[STORED DATA — start]

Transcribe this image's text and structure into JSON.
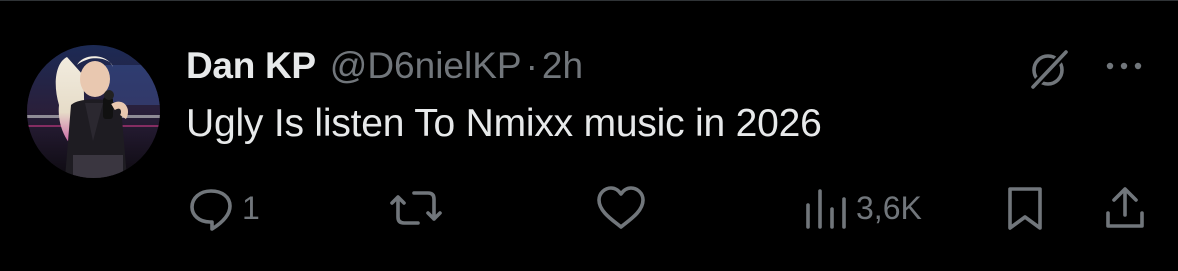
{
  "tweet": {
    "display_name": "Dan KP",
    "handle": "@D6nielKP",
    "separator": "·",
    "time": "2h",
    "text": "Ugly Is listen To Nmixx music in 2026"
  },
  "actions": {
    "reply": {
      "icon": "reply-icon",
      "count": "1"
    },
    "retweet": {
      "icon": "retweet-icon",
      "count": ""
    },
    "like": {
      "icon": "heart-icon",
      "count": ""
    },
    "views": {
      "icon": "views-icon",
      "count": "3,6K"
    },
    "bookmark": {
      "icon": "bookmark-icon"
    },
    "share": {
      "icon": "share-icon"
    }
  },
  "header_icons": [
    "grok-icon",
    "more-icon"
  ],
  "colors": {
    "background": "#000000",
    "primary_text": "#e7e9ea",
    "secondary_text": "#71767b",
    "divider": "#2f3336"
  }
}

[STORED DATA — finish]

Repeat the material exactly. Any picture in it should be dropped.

Transcribe this image's text and structure into JSON.
{
  "tweet": {
    "display_name": "Dan KP",
    "handle": "@D6nielKP",
    "separator": "·",
    "time": "2h",
    "text": "Ugly Is listen To Nmixx music in 2026"
  },
  "actions": {
    "reply": {
      "icon": "reply-icon",
      "count": "1"
    },
    "retweet": {
      "icon": "retweet-icon",
      "count": ""
    },
    "like": {
      "icon": "heart-icon",
      "count": ""
    },
    "views": {
      "icon": "views-icon",
      "count": "3,6K"
    },
    "bookmark": {
      "icon": "bookmark-icon"
    },
    "share": {
      "icon": "share-icon"
    }
  },
  "header_icons": [
    "grok-icon",
    "more-icon"
  ],
  "colors": {
    "background": "#000000",
    "primary_text": "#e7e9ea",
    "secondary_text": "#71767b",
    "divider": "#2f3336"
  }
}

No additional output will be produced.